Citation: Mitelman R, Rosin B, Zadka H, Slovik M, Heimer G, Ritov Y, Bergman H and Elias S (2011) Neighboring pallidal neurons do not exhibit more synchronous oscillations than remote ones in the MPTP primate model of Parkinson’s disease. Front. Syst. Neurosci. 5:54. doi: 10.3389/fnsys.2011.00054

Received: 31 December 2010; Paper pending published: 14 February 2011;
Accepted: 13 June 2011; Published online: 30 June 2011.

Edited by:

Charles J. Wilson, University of Texas at San Antonio, USA

Reviewed by:

Robert S. Turner, University of Pittsburgh, USA;
Hitoshi Kita, The University Tennessee Health Science Center, USA

Copyright: © 2011 Mitelman, Rosin, Zadka, Slovik, Heimer, Ritov, Bergman and Elias. This is an open-access article subject to a non-exclusive license between the authors and Frontiers Media SA, which permits use, distribution and reproduction in other forums, provided the original authors and source are credited and other Frontiers conditions are complied with.

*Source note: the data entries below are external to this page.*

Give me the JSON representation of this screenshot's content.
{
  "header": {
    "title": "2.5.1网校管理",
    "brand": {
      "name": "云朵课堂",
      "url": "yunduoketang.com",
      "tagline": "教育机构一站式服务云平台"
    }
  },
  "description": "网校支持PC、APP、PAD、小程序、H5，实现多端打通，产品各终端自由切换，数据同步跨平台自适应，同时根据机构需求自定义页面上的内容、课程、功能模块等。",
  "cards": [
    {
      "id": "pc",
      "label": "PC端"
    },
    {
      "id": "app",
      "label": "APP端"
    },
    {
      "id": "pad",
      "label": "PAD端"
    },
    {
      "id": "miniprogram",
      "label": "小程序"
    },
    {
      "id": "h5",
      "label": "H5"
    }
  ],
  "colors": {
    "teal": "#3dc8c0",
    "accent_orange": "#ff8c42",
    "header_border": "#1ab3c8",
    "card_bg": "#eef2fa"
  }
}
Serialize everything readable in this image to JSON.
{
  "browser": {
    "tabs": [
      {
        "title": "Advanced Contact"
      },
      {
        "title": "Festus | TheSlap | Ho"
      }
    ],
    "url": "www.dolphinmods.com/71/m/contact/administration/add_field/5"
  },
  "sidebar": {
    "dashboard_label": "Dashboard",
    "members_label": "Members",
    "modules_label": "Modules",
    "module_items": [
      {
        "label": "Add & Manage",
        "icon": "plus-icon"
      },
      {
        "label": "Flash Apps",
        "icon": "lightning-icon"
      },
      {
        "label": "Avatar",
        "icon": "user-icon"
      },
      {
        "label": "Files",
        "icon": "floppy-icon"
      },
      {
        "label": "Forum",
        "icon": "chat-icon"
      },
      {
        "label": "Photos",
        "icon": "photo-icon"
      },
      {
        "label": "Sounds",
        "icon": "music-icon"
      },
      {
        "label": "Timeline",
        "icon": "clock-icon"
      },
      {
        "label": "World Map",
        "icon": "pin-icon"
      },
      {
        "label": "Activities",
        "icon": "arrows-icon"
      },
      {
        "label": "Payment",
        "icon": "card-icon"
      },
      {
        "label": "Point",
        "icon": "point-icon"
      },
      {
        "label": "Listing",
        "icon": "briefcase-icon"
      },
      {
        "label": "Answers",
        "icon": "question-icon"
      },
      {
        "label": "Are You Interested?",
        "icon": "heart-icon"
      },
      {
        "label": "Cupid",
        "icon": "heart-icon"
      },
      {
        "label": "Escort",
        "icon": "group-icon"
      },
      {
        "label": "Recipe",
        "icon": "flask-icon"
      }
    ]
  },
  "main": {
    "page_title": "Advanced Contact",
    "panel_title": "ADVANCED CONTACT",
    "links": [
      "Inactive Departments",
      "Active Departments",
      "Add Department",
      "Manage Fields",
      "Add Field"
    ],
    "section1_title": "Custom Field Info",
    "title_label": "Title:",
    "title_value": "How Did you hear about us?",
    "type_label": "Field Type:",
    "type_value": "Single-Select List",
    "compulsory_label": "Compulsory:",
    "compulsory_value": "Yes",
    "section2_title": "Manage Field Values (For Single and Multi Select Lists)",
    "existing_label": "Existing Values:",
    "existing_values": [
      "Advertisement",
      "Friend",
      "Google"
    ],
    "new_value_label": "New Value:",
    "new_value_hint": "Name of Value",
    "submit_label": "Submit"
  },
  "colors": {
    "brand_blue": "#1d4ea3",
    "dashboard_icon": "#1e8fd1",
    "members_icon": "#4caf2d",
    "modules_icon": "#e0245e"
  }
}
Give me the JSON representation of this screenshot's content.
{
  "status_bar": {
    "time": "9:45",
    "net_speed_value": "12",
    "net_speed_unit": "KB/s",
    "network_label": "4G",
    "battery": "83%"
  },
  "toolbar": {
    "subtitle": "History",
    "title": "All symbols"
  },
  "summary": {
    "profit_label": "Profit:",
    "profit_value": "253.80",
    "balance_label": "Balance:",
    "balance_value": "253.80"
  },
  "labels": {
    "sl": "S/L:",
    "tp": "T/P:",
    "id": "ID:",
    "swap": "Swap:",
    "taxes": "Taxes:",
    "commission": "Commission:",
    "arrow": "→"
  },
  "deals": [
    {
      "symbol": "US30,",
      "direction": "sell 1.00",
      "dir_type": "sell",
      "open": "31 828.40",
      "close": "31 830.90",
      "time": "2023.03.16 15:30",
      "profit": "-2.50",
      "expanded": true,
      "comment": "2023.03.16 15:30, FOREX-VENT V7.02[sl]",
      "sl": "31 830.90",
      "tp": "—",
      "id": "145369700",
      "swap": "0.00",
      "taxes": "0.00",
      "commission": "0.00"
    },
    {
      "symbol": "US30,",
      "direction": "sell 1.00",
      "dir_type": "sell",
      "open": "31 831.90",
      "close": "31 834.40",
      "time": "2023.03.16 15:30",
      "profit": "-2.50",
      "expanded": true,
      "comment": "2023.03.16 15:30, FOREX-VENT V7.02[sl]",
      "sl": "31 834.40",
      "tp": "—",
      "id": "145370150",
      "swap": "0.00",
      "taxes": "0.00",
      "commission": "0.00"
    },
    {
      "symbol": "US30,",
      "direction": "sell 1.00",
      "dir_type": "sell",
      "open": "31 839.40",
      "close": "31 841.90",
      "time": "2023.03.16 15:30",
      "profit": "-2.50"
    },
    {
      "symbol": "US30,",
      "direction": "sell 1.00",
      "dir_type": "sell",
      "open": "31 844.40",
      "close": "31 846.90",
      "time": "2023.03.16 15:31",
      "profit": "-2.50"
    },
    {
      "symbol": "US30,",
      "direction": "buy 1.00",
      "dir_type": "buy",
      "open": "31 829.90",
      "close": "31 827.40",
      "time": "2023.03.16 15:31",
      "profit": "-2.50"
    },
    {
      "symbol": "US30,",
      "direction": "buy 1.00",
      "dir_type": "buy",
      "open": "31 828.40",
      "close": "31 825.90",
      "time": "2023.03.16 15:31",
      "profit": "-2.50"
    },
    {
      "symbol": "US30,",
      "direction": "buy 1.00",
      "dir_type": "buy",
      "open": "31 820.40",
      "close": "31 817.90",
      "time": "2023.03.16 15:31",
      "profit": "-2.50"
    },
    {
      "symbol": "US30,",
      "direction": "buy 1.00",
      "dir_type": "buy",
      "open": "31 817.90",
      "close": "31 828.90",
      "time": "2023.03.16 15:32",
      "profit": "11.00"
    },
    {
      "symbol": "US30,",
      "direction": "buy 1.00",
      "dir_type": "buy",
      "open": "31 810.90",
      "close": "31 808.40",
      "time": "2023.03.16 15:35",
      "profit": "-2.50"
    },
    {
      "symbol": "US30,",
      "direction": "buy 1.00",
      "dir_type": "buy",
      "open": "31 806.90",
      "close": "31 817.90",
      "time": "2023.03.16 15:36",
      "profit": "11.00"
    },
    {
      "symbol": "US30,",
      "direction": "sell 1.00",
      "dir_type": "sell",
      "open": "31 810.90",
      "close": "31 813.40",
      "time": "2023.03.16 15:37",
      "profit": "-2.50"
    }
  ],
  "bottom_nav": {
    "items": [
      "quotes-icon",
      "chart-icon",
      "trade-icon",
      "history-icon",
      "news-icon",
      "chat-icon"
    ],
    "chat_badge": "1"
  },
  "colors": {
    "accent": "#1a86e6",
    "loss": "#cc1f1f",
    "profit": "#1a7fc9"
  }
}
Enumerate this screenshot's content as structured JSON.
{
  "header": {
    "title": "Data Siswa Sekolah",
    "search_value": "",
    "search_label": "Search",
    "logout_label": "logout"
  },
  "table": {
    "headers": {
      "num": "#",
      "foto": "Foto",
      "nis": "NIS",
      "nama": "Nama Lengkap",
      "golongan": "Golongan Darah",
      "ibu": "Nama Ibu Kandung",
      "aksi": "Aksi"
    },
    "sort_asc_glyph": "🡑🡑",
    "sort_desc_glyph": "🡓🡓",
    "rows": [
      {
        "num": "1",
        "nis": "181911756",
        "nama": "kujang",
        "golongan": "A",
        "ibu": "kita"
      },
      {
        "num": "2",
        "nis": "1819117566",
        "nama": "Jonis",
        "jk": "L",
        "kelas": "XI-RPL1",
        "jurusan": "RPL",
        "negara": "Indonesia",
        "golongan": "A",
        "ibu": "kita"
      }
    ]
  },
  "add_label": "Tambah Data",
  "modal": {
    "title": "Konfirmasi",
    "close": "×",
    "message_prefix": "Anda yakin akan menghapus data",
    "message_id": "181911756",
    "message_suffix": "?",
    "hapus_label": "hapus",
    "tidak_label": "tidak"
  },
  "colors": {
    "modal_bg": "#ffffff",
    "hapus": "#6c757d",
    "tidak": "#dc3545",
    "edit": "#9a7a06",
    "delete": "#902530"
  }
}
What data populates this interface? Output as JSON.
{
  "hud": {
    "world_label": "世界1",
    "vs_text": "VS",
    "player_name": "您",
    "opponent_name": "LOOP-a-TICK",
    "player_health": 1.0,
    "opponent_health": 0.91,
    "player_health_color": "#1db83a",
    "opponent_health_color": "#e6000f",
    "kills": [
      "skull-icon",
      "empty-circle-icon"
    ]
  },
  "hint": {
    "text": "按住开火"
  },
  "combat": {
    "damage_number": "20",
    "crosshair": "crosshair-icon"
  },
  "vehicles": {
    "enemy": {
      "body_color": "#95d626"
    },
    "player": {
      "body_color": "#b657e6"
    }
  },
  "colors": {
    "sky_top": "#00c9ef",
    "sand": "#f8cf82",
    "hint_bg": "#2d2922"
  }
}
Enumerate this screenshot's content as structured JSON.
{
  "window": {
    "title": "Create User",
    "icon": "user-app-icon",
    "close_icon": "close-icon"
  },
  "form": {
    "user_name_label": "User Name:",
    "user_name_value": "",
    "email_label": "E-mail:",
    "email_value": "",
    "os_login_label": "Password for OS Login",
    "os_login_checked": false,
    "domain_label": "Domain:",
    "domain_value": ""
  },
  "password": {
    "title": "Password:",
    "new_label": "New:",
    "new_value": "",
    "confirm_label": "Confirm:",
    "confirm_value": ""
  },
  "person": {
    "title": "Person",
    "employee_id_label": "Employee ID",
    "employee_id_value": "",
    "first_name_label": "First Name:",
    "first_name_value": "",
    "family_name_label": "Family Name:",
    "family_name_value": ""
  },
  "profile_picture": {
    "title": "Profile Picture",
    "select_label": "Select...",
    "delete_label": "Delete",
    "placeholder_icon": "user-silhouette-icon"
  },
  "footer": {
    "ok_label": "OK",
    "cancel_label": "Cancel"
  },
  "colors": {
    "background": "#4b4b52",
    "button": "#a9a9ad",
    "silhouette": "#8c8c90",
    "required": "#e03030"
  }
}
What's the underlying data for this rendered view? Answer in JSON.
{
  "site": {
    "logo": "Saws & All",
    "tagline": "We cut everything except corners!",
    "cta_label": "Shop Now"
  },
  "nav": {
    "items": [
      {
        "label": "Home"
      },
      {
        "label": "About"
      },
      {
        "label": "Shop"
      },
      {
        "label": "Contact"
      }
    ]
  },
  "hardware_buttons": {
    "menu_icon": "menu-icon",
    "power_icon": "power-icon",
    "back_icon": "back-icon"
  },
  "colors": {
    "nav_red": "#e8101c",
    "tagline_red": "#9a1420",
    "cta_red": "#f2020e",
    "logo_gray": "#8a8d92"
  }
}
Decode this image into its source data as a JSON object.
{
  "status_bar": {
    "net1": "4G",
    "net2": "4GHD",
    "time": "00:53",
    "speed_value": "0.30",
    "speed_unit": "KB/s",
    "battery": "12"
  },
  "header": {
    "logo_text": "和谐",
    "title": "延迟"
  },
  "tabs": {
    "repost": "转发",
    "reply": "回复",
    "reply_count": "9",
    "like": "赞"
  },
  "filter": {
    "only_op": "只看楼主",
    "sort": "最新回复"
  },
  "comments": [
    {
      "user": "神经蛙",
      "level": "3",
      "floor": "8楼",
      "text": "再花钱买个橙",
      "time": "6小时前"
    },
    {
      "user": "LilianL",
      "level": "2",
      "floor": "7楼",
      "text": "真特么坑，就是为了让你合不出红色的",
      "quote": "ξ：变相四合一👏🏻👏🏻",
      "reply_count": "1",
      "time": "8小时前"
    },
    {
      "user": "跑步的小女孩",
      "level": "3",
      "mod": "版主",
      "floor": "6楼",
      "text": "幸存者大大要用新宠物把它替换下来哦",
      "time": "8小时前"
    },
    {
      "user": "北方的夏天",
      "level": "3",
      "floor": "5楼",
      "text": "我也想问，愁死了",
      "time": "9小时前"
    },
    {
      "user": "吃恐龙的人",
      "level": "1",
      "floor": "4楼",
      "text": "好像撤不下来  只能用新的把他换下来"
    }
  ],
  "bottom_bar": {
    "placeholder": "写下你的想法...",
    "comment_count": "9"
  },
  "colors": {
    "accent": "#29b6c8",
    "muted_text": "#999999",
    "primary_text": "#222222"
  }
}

*Correspondence: Rea Mitelman, Department of Medical Neurobiology (Physiology), Institute of Medical Research Israel-Canada, The Hebrew University – Hadassah Medical School, POB 12272, Jerusalem 91120, Israel. e-mail: